• _Exercise directions_
A complete answer includes every line below with the word "alternativ".

• _Provided records_
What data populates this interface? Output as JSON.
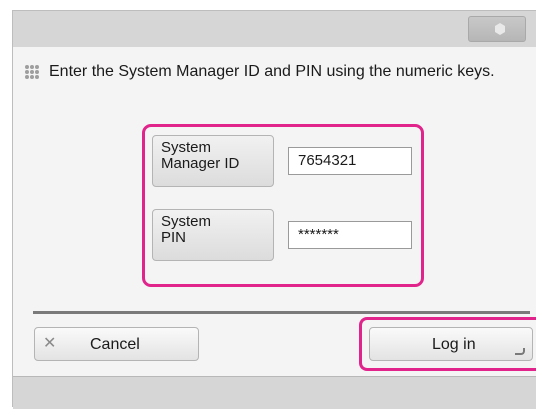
{
  "instruction": "Enter the System Manager ID and PIN using the numeric keys.",
  "fields": [
    {
      "label_line1": "System",
      "label_line2": "Manager ID",
      "value": "7654321"
    },
    {
      "label_line1": "System",
      "label_line2": "PIN",
      "value": "*******"
    }
  ],
  "buttons": {
    "cancel_label": "Cancel",
    "cancel_icon": "close-icon",
    "login_label": "Log in",
    "login_icon": "enter-icon"
  },
  "colors": {
    "highlight": "#e0248c"
  }
}
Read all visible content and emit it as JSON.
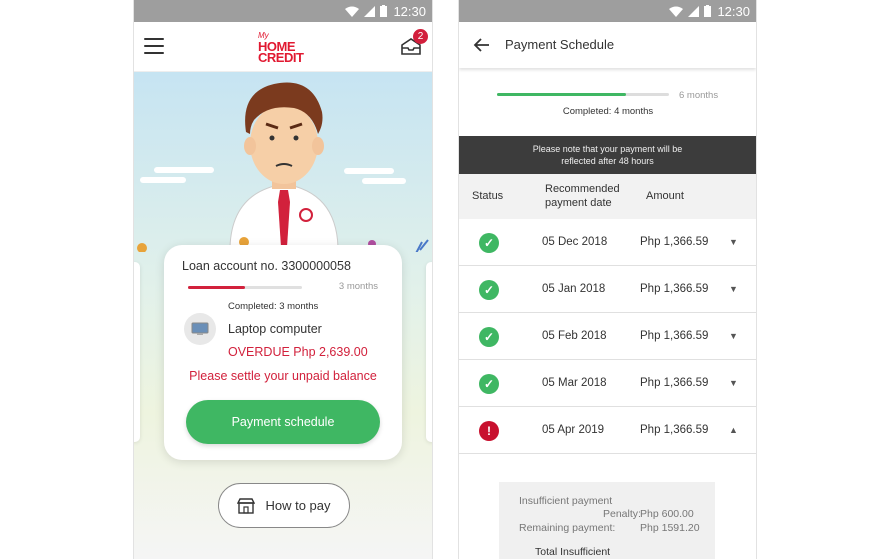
{
  "status_bar": {
    "time": "12:30"
  },
  "phone1": {
    "logo": {
      "my": "My",
      "line1": "HOME",
      "line2": "CREDIT"
    },
    "inbox_badge": "2",
    "card": {
      "account_label": "Loan account no. 3300000058",
      "progress_fraction": 0.5,
      "progress_total": "3 months",
      "completed_text": "Completed: 3 months",
      "product_name": "Laptop computer",
      "overdue_text": "OVERDUE Php 2,639.00",
      "settle_text": "Please settle your unpaid balance",
      "payment_schedule_button": "Payment schedule"
    },
    "how_to_pay_button": "How to pay"
  },
  "phone2": {
    "title": "Payment Schedule",
    "progress_fraction": 0.75,
    "progress_total": "6 months",
    "completed_text": "Completed: 4 months",
    "notice_line1": "Please note that your payment will be",
    "notice_line2": "reflected after 48 hours",
    "table_headers": {
      "status": "Status",
      "date_line1": "Recommended",
      "date_line2": "payment date",
      "amount": "Amount"
    },
    "rows": [
      {
        "status": "paid",
        "date": "05 Dec 2018",
        "amount": "Php 1,366.59",
        "expanded": false
      },
      {
        "status": "paid",
        "date": "05 Jan 2018",
        "amount": "Php 1,366.59",
        "expanded": false
      },
      {
        "status": "paid",
        "date": "05 Feb 2018",
        "amount": "Php 1,366.59",
        "expanded": false
      },
      {
        "status": "paid",
        "date": "05 Mar 2018",
        "amount": "Php 1,366.59",
        "expanded": false
      },
      {
        "status": "overdue",
        "date": "05 Apr 2019",
        "amount": "Php 1,366.59",
        "expanded": true
      }
    ],
    "details": {
      "insufficient_label": "Insufficient payment",
      "penalty_label": "Penalty:",
      "penalty_value": "Php 600.00",
      "remaining_label": "Remaining payment:",
      "remaining_value": "Php 1591.20",
      "total_label": "Total Insufficient"
    }
  },
  "colors": {
    "brand_red": "#e11931",
    "success_green": "#3fb763",
    "notice_bg": "#3c3c3c"
  }
}
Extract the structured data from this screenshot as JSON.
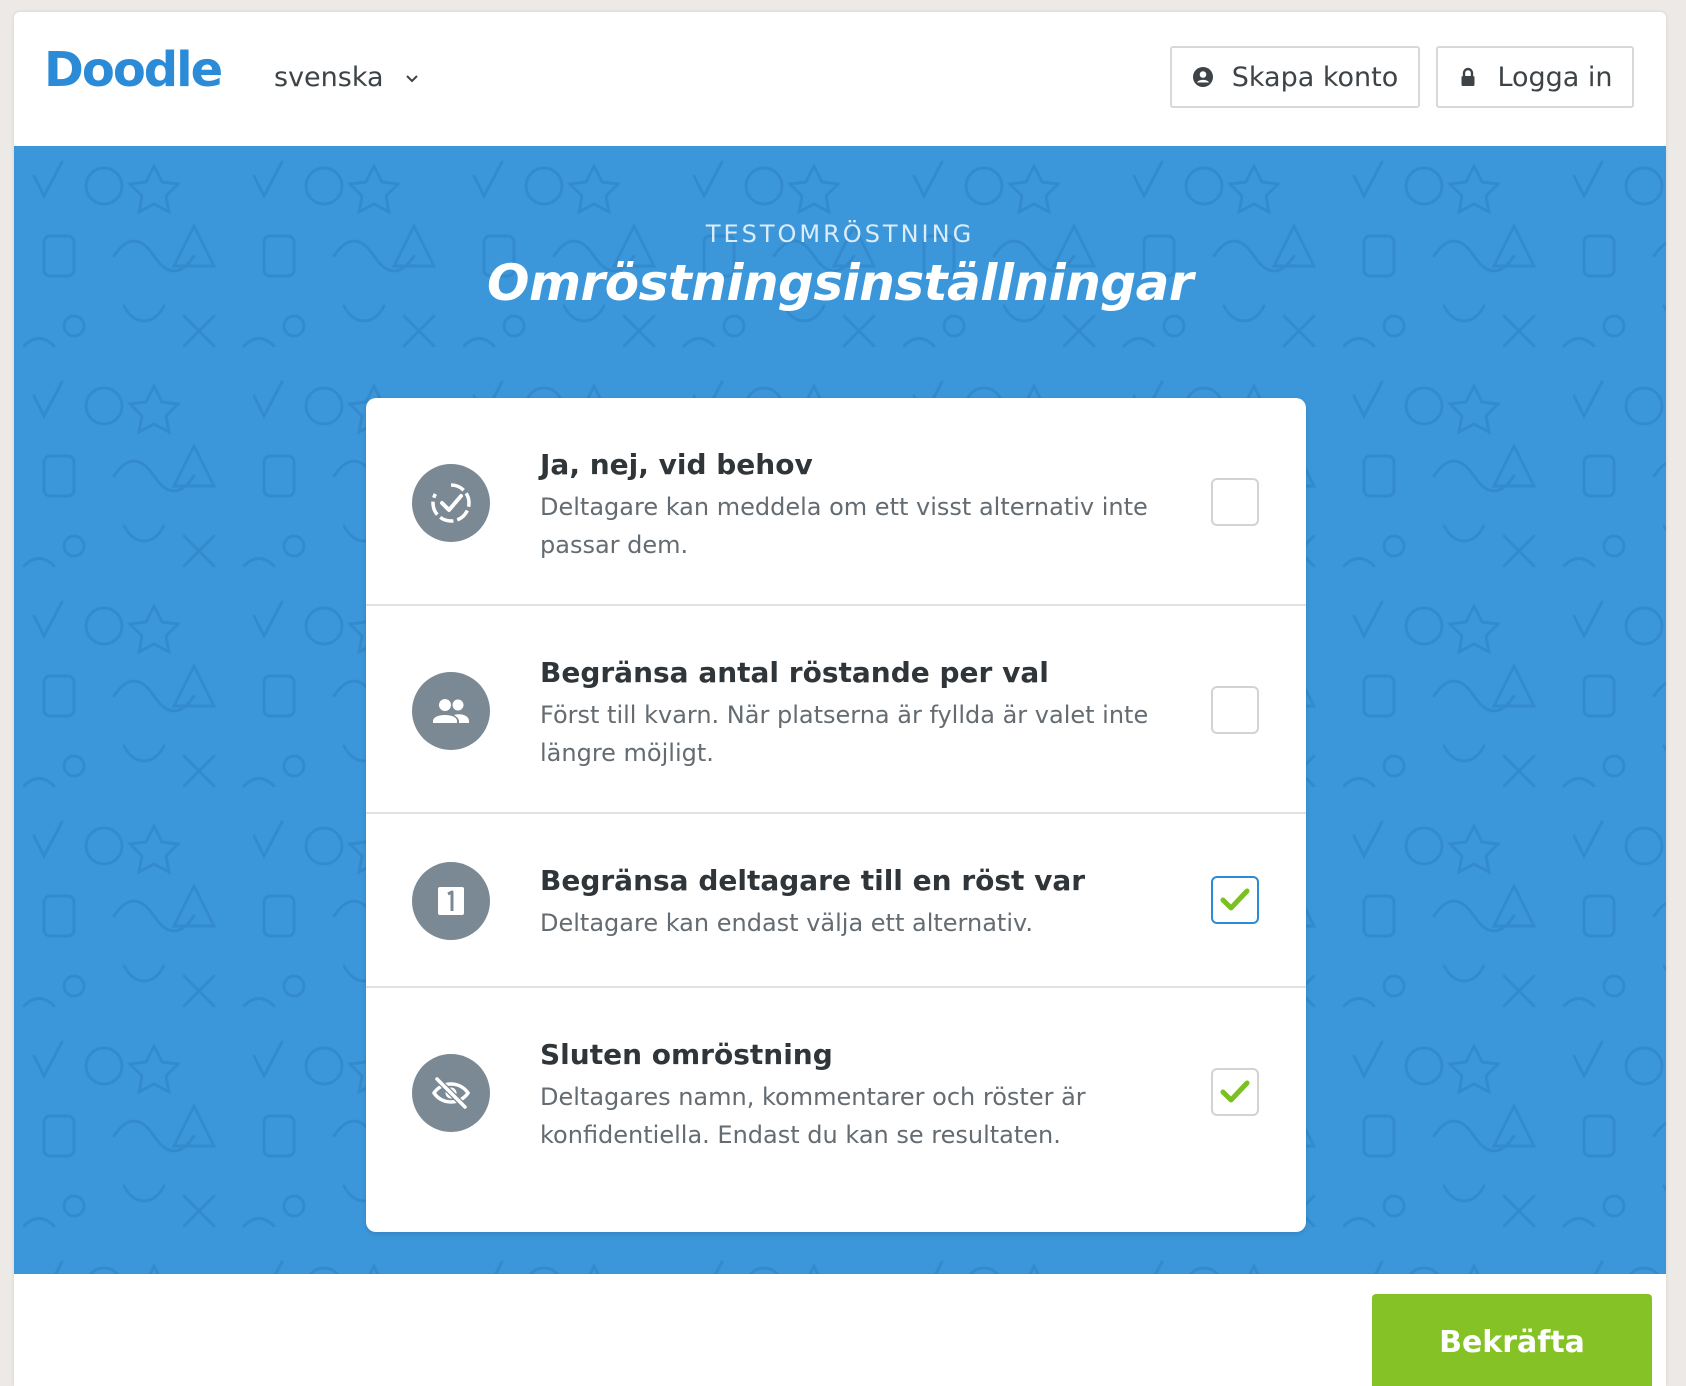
{
  "header": {
    "logo": "Doodle",
    "language": "svenska",
    "create_account": "Skapa konto",
    "login": "Logga in"
  },
  "hero": {
    "eyebrow": "TESTOMRÖSTNING",
    "title": "Omröstningsinställningar"
  },
  "settings": [
    {
      "title": "Ja, nej, vid behov",
      "description": "Deltagare kan meddela om ett visst alternativ inte passar dem.",
      "icon": "check-circle-icon",
      "checked": false
    },
    {
      "title": "Begränsa antal röstande per val",
      "description": "Först till kvarn. När platserna är fyllda är valet inte längre möjligt.",
      "icon": "people-icon",
      "checked": false
    },
    {
      "title": "Begränsa deltagare till en röst var",
      "description": "Deltagare kan endast välja ett alternativ.",
      "icon": "number-one-icon",
      "checked": true
    },
    {
      "title": "Sluten omröstning",
      "description": "Deltagares namn, kommentarer och röster är konfidentiella. Endast du kan se resultaten.",
      "icon": "eye-off-icon",
      "checked": true
    }
  ],
  "footer": {
    "confirm": "Bekräfta"
  },
  "colors": {
    "brand_blue": "#2c8bd7",
    "hero_blue": "#3c97da",
    "confirm_green": "#84c225",
    "check_green": "#79c021",
    "icon_grey": "#7a8994"
  }
}
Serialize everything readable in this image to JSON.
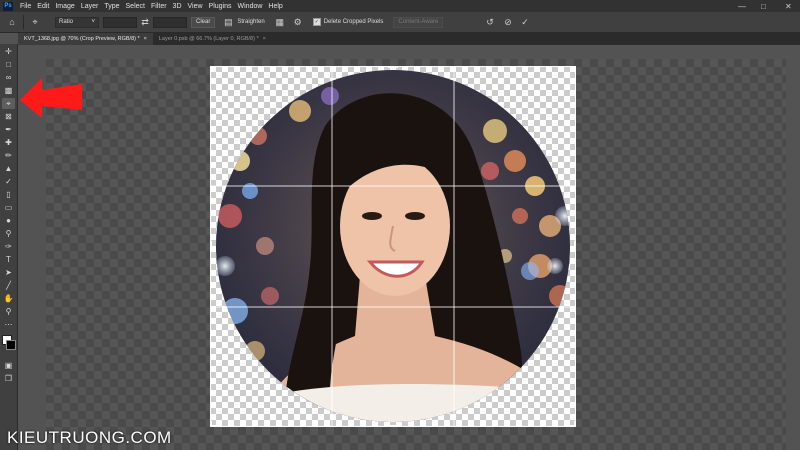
{
  "menu": [
    "File",
    "Edit",
    "Image",
    "Layer",
    "Type",
    "Select",
    "Filter",
    "3D",
    "View",
    "Plugins",
    "Window",
    "Help"
  ],
  "options": {
    "ratio_label": "Ratio",
    "clear_label": "Clear",
    "straighten_label": "Straighten",
    "delete_cropped_label": "Delete Cropped Pixels",
    "content_aware_label": "Content-Aware"
  },
  "tabs": [
    {
      "label": "KVT_1368.jpg @ 70% (Crop Preview, RGB/8) *",
      "active": true
    },
    {
      "label": "Layer 0.psb @ 66.7% (Layer 0, RGB/8) *",
      "active": false
    }
  ],
  "watermark": "KIEUTRUONG.COM",
  "colors": {
    "accent_arrow": "#ff1a1a",
    "menubar": "#323232",
    "toolbar": "#404040"
  },
  "tools": [
    "move-icon",
    "marquee-icon",
    "lasso-icon",
    "object-select-icon",
    "crop-icon",
    "frame-icon",
    "eyedropper-icon",
    "healing-brush-icon",
    "brush-icon",
    "clone-stamp-icon",
    "history-brush-icon",
    "eraser-icon",
    "gradient-icon",
    "blur-icon",
    "dodge-icon",
    "pen-icon",
    "type-icon",
    "path-select-icon",
    "line-icon",
    "hand-icon",
    "zoom-icon",
    "more-icon"
  ]
}
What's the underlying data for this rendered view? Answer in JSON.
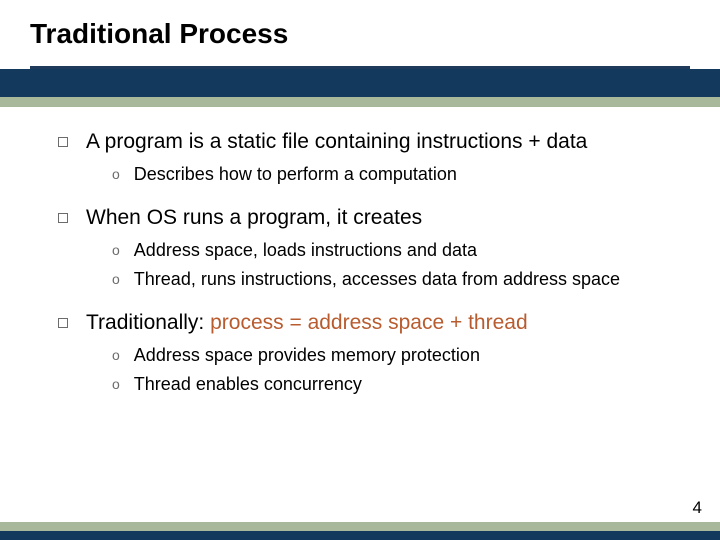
{
  "title": "Traditional Process",
  "page_number": "4",
  "colors": {
    "navy": "#13395d",
    "sage": "#a8b89a",
    "accent": "#b85c2f"
  },
  "bullets": [
    {
      "text": "A program is a static file containing instructions + data",
      "sub": [
        "Describes how to perform a computation"
      ]
    },
    {
      "text": "When OS runs a program, it creates",
      "sub": [
        "Address space, loads instructions and data",
        "Thread, runs instructions, accesses data from address space"
      ]
    },
    {
      "text_pre": "Traditionally: ",
      "text_accent": "process = address space + thread",
      "sub": [
        "Address space provides memory protection",
        "Thread enables concurrency"
      ]
    }
  ]
}
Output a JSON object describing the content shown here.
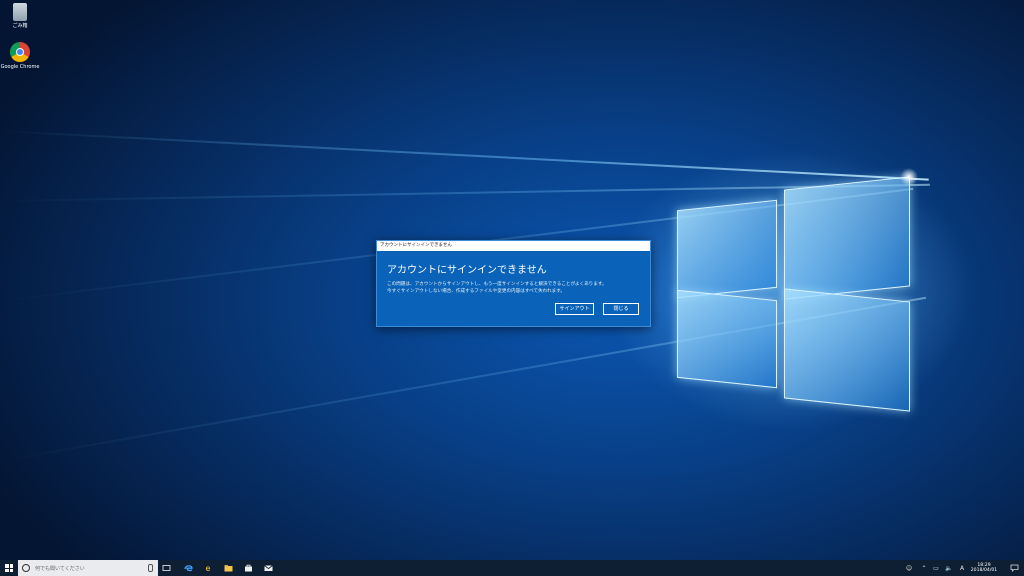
{
  "desktop": {
    "icons": [
      {
        "label": "ごみ箱",
        "icon": "recycle-bin-icon"
      },
      {
        "label": "Google Chrome",
        "icon": "chrome-icon"
      }
    ]
  },
  "dialog": {
    "title": "アカウントにサインインできません",
    "heading": "アカウントにサインインできません",
    "body_line1": "この問題は、アカウントからサインアウトし、もう一度サインインすると解決できることがよくあります。",
    "body_line2": "今すぐサインアウトしない場合、作成するファイルや変更の内容はすべて失われます。",
    "signout_label": "サインアウト",
    "close_label": "閉じる"
  },
  "taskbar": {
    "search_placeholder": "何でも聞いてください",
    "pinned": [
      "task-view-icon",
      "edge-icon",
      "internet-explorer-icon",
      "file-explorer-icon",
      "store-icon",
      "mail-icon"
    ],
    "tray": [
      "people-icon",
      "chevron-up-icon",
      "network-icon",
      "volume-icon",
      "ime-icon"
    ],
    "ime_label": "A",
    "clock_time": "18:29",
    "clock_date": "2018/04/01"
  },
  "colors": {
    "dialog_bg": "#0a63b8",
    "taskbar_bg": "#0f1f33",
    "wallpaper_accent": "#0b57b3"
  }
}
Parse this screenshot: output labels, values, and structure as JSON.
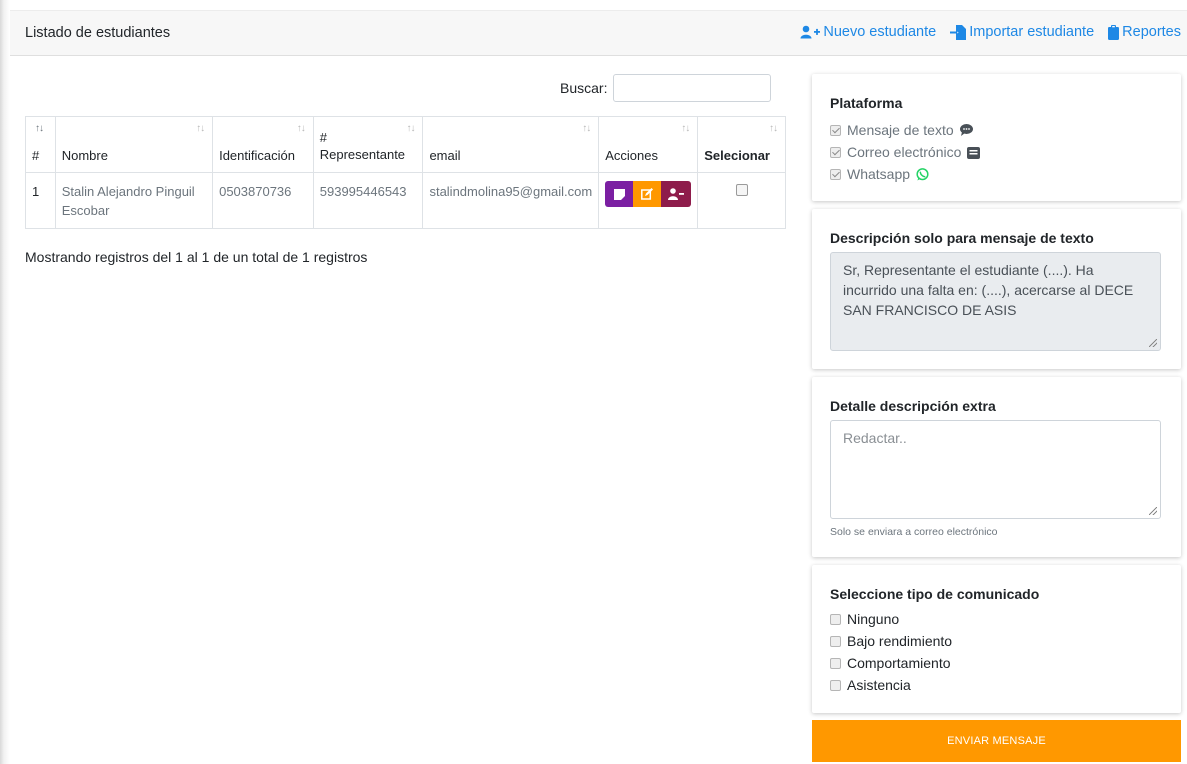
{
  "header": {
    "title": "Listado de estudiantes",
    "actions": [
      {
        "label": "Nuevo estudiante",
        "icon": "user-plus-icon"
      },
      {
        "label": "Importar estudiante",
        "icon": "file-import-icon"
      },
      {
        "label": "Reportes",
        "icon": "clipboard-icon"
      }
    ]
  },
  "search": {
    "label": "Buscar:",
    "value": "",
    "placeholder": ""
  },
  "table": {
    "columns": [
      "#",
      "Nombre",
      "Identificación",
      "# Representante",
      "email",
      "Acciones",
      "Selecionar"
    ],
    "rows": [
      {
        "num": "1",
        "nombre": "Stalin Alejandro Pinguil Escobar",
        "identificacion": "0503870736",
        "representante": "593995446543",
        "email": "stalindmolina95@gmail.com"
      }
    ]
  },
  "footer_info": "Mostrando registros del 1 al 1 de un total de 1 registros",
  "platform": {
    "title": "Plataforma",
    "options": [
      {
        "label": "Mensaje de texto",
        "checked": true,
        "icon": "comment-icon"
      },
      {
        "label": "Correo electrónico",
        "checked": true,
        "icon": "envelope-open-icon"
      },
      {
        "label": "Whatsapp",
        "checked": true,
        "icon": "whatsapp-icon"
      }
    ]
  },
  "description": {
    "title": "Descripción solo para mensaje de texto",
    "text": "Sr, Representante el estudiante (....). Ha incurrido una falta en: (....), acercarse al DECE SAN FRANCISCO DE ASIS"
  },
  "extra": {
    "title": "Detalle descripción extra",
    "placeholder": "Redactar..",
    "note": "Solo se enviara a correo electrónico"
  },
  "comunicado": {
    "title": "Seleccione tipo de comunicado",
    "options": [
      "Ninguno",
      "Bajo rendimiento",
      "Comportamiento",
      "Asistencia"
    ]
  },
  "send_button": "ENVIAR MENSAJE",
  "colors": {
    "link": "#1e88e5",
    "purple": "#7b1fa2",
    "orange": "#ff9800",
    "maroon": "#8e1c4b",
    "whatsapp": "#25d366"
  }
}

• _Output_
      "description": "Deltagare kan meddela om ett visst alternativ inte passar dem.",
      "description": "Deltagare kan endast välja ett alternativ.",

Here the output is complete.